Robert Seethaler’s <br><i>A Whole Life</i>

Robert Seethaler’s
A Whole Life

Reviewed by Anne Posten

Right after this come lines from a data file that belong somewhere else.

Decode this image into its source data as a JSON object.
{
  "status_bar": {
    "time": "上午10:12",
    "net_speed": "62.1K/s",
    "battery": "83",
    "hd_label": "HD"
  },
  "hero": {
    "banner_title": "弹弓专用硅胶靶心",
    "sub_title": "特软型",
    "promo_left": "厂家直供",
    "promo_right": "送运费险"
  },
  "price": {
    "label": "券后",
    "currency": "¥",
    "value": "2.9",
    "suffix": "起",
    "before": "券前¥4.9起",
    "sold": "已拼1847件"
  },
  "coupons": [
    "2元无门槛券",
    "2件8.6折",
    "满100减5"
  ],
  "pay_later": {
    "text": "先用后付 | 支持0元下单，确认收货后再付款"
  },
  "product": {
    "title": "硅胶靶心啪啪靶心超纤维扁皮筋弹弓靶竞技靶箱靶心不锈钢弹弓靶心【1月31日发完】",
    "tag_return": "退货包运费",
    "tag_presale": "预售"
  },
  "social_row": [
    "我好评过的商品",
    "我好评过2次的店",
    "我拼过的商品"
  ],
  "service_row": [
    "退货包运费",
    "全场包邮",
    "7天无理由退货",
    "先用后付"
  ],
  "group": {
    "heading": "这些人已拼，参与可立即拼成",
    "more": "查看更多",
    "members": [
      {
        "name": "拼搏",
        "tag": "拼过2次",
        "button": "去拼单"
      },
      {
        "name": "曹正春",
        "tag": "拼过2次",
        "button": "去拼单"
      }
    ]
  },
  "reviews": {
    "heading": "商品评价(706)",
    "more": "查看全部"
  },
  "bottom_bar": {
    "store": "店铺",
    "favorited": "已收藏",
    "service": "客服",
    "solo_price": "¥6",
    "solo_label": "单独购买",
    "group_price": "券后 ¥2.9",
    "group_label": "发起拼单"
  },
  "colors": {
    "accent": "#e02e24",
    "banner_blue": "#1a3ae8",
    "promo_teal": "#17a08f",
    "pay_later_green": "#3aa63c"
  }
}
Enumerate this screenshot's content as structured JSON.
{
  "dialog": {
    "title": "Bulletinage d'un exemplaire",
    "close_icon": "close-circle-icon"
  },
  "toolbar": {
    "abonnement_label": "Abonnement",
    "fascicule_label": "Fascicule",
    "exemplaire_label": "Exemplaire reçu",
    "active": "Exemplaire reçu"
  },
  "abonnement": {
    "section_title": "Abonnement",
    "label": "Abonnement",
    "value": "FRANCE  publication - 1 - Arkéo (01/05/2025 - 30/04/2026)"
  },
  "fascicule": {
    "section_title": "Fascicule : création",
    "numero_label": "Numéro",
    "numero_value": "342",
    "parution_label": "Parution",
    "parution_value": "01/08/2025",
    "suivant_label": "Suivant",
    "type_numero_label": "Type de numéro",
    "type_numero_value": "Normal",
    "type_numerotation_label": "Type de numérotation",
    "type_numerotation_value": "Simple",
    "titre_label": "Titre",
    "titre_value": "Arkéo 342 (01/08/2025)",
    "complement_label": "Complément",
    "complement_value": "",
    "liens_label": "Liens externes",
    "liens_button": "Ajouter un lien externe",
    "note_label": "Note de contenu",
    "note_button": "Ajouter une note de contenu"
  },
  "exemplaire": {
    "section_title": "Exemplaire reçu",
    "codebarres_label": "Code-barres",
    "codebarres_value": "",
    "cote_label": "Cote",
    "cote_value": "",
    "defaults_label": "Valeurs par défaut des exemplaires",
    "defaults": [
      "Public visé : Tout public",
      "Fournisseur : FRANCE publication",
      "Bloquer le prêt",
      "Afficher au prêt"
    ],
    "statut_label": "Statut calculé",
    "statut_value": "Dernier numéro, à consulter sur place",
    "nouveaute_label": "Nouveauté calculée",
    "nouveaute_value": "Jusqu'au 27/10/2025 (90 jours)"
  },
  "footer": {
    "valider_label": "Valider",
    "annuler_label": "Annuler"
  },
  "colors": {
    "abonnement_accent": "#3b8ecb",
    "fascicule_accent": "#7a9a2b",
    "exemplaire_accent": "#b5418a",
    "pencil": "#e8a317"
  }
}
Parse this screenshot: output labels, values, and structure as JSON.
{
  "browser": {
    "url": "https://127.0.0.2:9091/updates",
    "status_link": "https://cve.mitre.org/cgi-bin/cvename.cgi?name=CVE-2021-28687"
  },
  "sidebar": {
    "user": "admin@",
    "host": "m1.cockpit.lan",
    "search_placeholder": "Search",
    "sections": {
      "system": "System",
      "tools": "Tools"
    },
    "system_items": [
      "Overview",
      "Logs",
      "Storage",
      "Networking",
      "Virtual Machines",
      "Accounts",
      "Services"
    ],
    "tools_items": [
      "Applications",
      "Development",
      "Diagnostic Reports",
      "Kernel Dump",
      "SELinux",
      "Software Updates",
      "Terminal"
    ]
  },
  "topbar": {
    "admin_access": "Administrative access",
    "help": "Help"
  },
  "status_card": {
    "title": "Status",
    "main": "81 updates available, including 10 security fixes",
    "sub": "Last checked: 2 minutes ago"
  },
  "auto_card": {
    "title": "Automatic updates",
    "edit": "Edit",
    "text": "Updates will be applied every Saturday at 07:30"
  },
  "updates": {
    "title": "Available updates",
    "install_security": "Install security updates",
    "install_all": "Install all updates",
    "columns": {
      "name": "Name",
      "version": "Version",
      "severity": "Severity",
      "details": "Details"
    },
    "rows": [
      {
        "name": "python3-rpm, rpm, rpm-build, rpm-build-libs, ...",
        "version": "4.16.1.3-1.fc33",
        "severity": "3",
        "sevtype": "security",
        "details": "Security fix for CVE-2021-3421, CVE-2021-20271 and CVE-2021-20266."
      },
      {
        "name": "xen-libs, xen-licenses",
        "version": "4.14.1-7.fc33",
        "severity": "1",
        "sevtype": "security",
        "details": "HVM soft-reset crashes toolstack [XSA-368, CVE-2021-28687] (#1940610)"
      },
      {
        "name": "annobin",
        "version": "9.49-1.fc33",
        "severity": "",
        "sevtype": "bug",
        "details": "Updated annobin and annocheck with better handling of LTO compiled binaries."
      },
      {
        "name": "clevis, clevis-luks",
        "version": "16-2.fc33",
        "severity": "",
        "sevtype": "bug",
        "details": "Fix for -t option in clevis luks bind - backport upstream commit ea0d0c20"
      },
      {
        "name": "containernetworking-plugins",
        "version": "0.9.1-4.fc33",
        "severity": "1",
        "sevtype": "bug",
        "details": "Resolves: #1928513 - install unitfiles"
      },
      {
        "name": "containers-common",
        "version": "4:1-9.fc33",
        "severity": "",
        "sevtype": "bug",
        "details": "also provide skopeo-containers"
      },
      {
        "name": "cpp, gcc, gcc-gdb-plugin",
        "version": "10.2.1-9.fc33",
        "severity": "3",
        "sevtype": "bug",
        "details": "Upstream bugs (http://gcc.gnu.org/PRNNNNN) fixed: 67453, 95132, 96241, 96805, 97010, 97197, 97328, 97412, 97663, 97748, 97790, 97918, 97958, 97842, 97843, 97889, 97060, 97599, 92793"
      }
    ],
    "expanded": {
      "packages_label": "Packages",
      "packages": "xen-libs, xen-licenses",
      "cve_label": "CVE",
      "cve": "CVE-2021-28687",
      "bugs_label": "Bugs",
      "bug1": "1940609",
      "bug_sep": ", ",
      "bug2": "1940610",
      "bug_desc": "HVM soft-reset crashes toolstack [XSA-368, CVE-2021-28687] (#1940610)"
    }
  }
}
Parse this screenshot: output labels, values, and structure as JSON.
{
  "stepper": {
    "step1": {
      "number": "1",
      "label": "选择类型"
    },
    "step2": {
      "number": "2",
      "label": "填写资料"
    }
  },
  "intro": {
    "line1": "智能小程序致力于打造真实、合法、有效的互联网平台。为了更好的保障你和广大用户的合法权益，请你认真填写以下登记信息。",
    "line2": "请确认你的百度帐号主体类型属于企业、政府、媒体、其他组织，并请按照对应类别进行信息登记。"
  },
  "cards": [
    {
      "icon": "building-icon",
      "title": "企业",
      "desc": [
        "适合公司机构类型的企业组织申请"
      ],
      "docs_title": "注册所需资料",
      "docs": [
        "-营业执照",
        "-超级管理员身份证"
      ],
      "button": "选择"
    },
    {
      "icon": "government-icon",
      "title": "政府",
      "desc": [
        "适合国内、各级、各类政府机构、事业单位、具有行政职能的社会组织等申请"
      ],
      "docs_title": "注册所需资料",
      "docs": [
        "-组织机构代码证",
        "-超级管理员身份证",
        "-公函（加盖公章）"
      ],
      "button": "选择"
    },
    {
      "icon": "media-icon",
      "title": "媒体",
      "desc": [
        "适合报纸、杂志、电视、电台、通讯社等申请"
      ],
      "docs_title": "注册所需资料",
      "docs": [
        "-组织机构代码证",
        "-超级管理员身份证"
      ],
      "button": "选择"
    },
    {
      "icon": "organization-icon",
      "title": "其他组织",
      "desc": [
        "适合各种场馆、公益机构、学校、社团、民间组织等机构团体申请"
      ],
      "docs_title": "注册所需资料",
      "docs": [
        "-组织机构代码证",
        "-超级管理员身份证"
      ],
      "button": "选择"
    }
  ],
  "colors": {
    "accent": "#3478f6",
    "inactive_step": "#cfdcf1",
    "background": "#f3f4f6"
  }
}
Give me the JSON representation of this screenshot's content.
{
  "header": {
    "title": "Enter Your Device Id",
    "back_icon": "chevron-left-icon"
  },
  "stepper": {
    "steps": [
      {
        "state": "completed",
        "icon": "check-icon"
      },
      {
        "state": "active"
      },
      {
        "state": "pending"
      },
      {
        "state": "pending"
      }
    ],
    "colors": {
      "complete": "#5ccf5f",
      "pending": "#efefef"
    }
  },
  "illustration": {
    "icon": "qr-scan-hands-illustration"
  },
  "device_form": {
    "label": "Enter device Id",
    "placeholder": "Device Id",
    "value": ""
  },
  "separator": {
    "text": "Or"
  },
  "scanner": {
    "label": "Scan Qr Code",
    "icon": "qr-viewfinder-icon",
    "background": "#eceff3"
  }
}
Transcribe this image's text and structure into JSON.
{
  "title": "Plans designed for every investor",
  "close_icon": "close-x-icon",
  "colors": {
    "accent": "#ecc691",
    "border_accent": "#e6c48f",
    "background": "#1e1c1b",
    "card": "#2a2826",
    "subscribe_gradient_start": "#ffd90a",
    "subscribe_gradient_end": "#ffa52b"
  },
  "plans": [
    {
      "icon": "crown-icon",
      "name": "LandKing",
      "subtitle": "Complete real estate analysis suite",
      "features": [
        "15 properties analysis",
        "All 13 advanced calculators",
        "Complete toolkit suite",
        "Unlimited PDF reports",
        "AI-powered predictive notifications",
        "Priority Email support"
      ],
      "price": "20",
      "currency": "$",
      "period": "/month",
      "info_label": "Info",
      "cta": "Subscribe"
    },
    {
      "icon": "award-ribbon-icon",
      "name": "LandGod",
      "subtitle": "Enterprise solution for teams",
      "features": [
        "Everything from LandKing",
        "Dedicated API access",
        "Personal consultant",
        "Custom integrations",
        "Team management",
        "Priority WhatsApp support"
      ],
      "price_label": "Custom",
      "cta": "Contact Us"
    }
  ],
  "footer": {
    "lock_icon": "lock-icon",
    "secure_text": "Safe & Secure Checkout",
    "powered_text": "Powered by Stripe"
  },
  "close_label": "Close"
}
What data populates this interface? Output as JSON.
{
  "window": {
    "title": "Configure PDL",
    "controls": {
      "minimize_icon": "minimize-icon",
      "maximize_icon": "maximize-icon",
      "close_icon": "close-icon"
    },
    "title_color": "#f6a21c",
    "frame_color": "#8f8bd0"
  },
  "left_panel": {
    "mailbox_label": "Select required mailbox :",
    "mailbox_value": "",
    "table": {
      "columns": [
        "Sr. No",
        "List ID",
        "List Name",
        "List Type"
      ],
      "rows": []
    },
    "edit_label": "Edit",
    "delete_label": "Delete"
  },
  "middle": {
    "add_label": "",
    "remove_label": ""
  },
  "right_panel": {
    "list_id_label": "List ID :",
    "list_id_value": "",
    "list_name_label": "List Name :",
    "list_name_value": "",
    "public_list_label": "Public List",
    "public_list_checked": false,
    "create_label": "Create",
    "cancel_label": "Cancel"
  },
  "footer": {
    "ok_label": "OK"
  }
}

Apparently, if we are to believe the venerable Swiss newspaper Neue Zürcher Zeitung, Robert Seethaler’s slim latest work, A Whole Life, is “a novel for sadists.” Such a proclamation seems an extreme one for a book whose diminutive size and unpretentious premise fairly trumpet harmlessness. Nor does the title belie the content. A Whole Life is in fact just that: a compressed chronicle of one man’s entire life, from birth (nearly) to death. The facts that the man in question is a resident of a tiny Austrian alpine town, and that his life spans the first three tumultuous quarters of the twentieth century do not at first glance contradict the assumption that the reader will find little fodder here for her darker impulses. Or perhaps they do. What is it, really, that a reader looks for from an encounter with a foreign life, whether fictional or real? What impulses, dark or ennobling, attract us to a work of literature in the first place?